Task to carry out: Could you write out every record below exactly, leaving the pictures out?

Extracted records:

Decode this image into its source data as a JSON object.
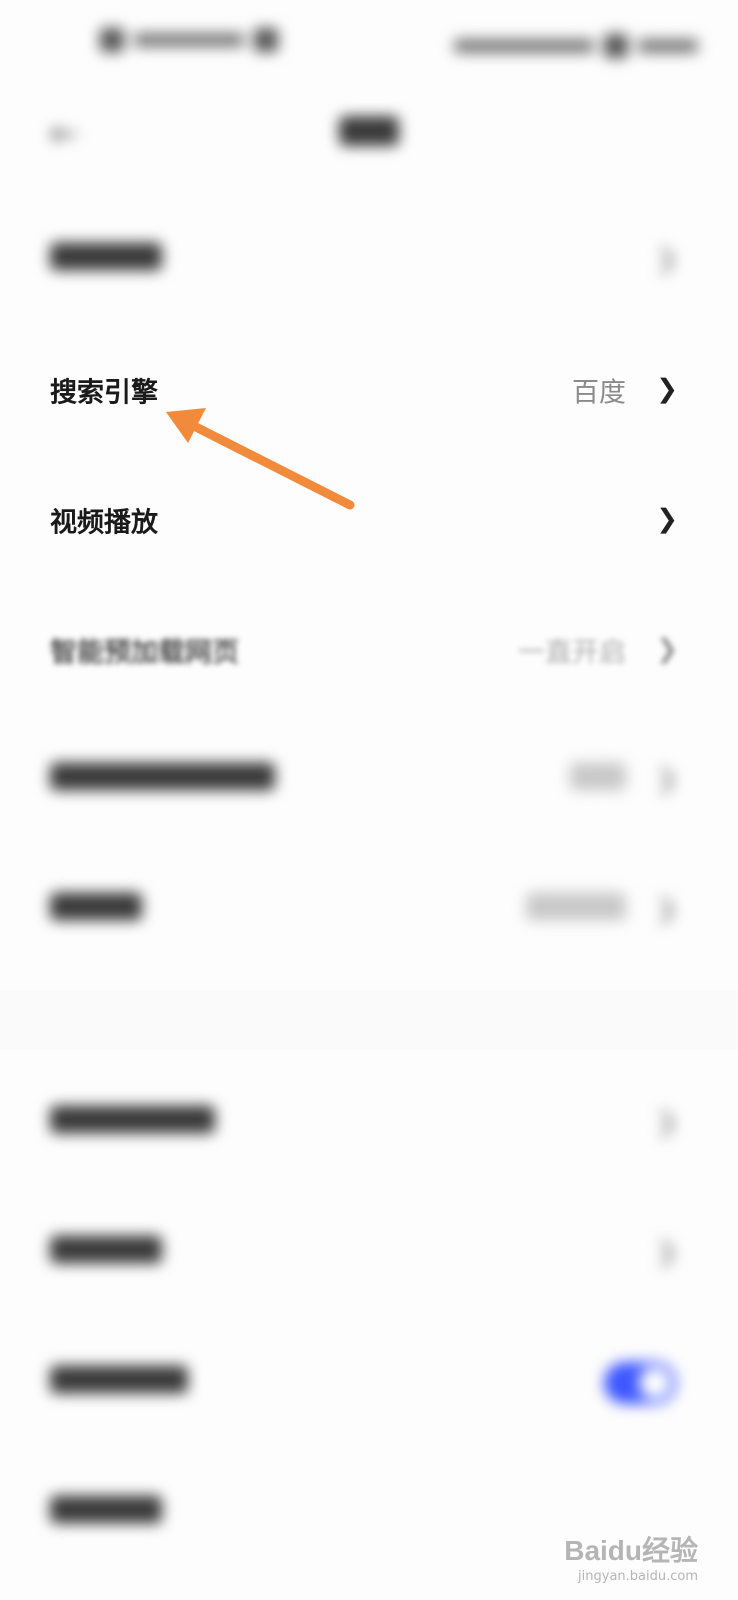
{
  "header": {
    "back_icon": "back-arrow-icon"
  },
  "rows": {
    "search_engine": {
      "label": "搜索引擎",
      "value": "百度",
      "chevron": "❯"
    },
    "video_playback": {
      "label": "视频播放",
      "chevron": "❯"
    },
    "smart_preload": {
      "label": "智能预加载网页",
      "value": "一直开启",
      "chevron": "❯"
    }
  },
  "toggle": {
    "state": "on",
    "color": "#3d56ff"
  },
  "annotation": {
    "arrow_color": "#f28a3b",
    "target": "搜索引擎"
  },
  "watermark": {
    "brand": "Baidu经验",
    "url": "jingyan.baidu.com"
  }
}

Solved problem:
Decode this image into its source data as a JSON object.
{
  "header": {
    "back_icon": "back-arrow-icon"
  },
  "rows": {
    "search_engine": {
      "label": "搜索引擎",
      "value": "百度",
      "chevron": "❯"
    },
    "video_playback": {
      "label": "视频播放",
      "chevron": "❯"
    },
    "smart_preload": {
      "label": "智能预加载网页",
      "value": "一直开启",
      "chevron": "❯"
    }
  },
  "toggle": {
    "state": "on",
    "color": "#3d56ff"
  },
  "annotation": {
    "arrow_color": "#f28a3b",
    "target": "搜索引擎"
  },
  "watermark": {
    "brand": "Baidu经验",
    "url": "jingyan.baidu.com"
  }
}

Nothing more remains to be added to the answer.